« PreviousContinue »
So that by use and practice may be known,
So then it shall be needlesse to declare
And then it shall not discontent his minde
How choice of place and change of game to finde.
This curious tract has been ascribed to the pen of the celebrated Dr. Donne. See Sir John Hawkins's edition of Walton's Complete Angler, 1775. p. 153, note. At the end of this volume is a sort of Appendix, having the signature of R. R. This Sir John supposes to mean R. Roe. It should seem, that scarce as it really is, there were two editions of this work.
THIS old English Poet is slightly mentioned by Ritson, in his Catalogue of English Poets, and somewhat more at length by Mr. Brydges, in his improved edition of Philips's Theatrum Poetarum. Mr. Ellis had probably not seen any of his perF 2 form
formances, at least he has given no specimen of his works, yet he is spoken of as a writer, by no means inelegant, by Warton in his History of Poetry, vol. 111. p. 405.
I have seen in a very curious and valuable volume of Miscellaneous Poetry, belonging to Sion College Library, the performance of Richard Barnfield, alluded to by Warton; and for the benefit of collectors in this line, subjoin a description, with a specimen.
"THE AFFECTIONATE SHEPHEARD.
Kontaining the complaint of Daphnis for the Love of Ganymede.
Amor plus mellis quam fellis est.
Printed by John Danter, for T. G. and E. N. and are to bee sold in Saint Dunstones Church. Yeard, in Fleet Street. 1594."
The author appears to have had in view, for imitation, the second Eclogue of Virgil, but it must be confessed that much cannot be said in favour of his Poetry.
Remember age, and thou canst not be prowd,
Nature and nurture once together met,
Pride looks aloft, still staring on the starres,
His thoughts are humble, not aspiring hye,
Humility is clad in modest weedes,
Humillity in misery is relieu'd,
But Pride in neede, of no man is regarded;
But Pride is scornd, contemnd, disdaind, derided,
Oh then be humble, gentle, meeke, and milde,
Care not for them that vertue doo despise,
AN OULD FACIONED LOVE.
From the same curious volume, belonging to Sion College, I am enabled to give an account of the following very rare tract:
"AN OULD FACIONED LOVE, or a Love of the Ould Facion. By T. T. Gent.
At London. Printed by P. S. for William Mattes, dwelling in fleetstrete, at the signe of the Hand and Plough. 1594."
This Poem is inscribed to the Author's "Worshipfull and singular good friend Mistres Ann Robertes."
The Poem commences thus:
Countries delight, sweet Phillis, beuties pride,
When once my mother set me flocks to keepe,
No skill in beasts, on loue I neuer thought,
In threatned stormes to lead them to the lee,
To sing in rime, as sometimes shepards vse,

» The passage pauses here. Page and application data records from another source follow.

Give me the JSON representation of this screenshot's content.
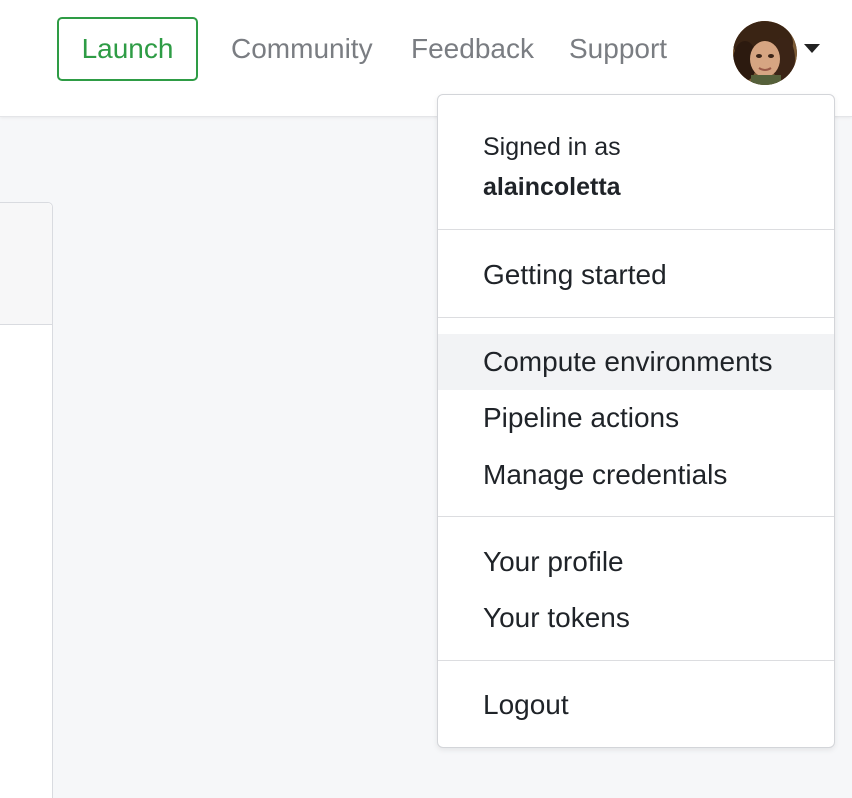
{
  "header": {
    "launch_label": "Launch",
    "nav": {
      "community": "Community",
      "feedback": "Feedback",
      "support": "Support"
    }
  },
  "user_menu": {
    "signed_in_label": "Signed in as",
    "username": "alaincoletta",
    "items": {
      "getting_started": "Getting started",
      "compute_environments": "Compute environments",
      "pipeline_actions": "Pipeline actions",
      "manage_credentials": "Manage credentials",
      "your_profile": "Your profile",
      "your_tokens": "Your tokens",
      "logout": "Logout"
    },
    "highlighted_item": "Compute environments"
  },
  "colors": {
    "launch_accent": "#2e9c45",
    "nav_text": "#7a7d82",
    "menu_text": "#1f2328",
    "page_background": "#f6f7f9",
    "hover_background": "#f2f3f5"
  },
  "icons": {
    "avatar": "user-avatar",
    "dropdown_toggle": "caret-down-icon"
  }
}
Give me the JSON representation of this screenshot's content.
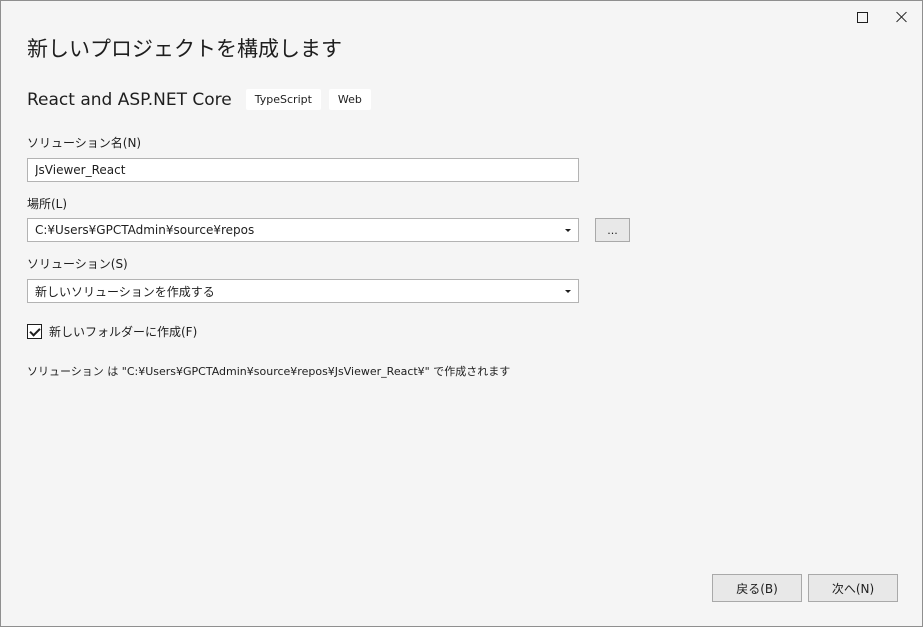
{
  "window": {
    "maximize_icon": "maximize-icon",
    "close_icon": "close-icon"
  },
  "header": {
    "title": "新しいプロジェクトを構成します"
  },
  "template": {
    "name": "React and ASP.NET Core",
    "tags": [
      "TypeScript",
      "Web"
    ]
  },
  "form": {
    "solution_name_label": "ソリューション名(N)",
    "solution_name_value": "JsViewer_React",
    "location_label": "場所(L)",
    "location_value": "C:¥Users¥GPCTAdmin¥source¥repos",
    "browse_label": "...",
    "solution_label": "ソリューション(S)",
    "solution_value": "新しいソリューションを作成する",
    "new_folder_label": "新しいフォルダーに作成(F)",
    "new_folder_checked": true,
    "summary": "ソリューション は \"C:¥Users¥GPCTAdmin¥source¥repos¥JsViewer_React¥\" で作成されます"
  },
  "footer": {
    "back_label": "戻る(B)",
    "next_label": "次へ(N)"
  }
}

The reader will easily suppose I have not given the above specimen, but as a literary curiosity. It obviously has little merit as a Poem.
LAMENTATION OF TROY.
The same curious volume, from which the above two articles are described, contains also the following, of no less rarity and value.
"THE LAMENTATION OF TROY FOR THE DEATH OF HECTOR."
This Poem is dedicated To the Right Honourable Sir Peregria Bartue, Knight, Lord of Willoughby and Earsby, and signed by the Author I. O.
The following is a specimen :
Lo here the teares and sad complaint for her,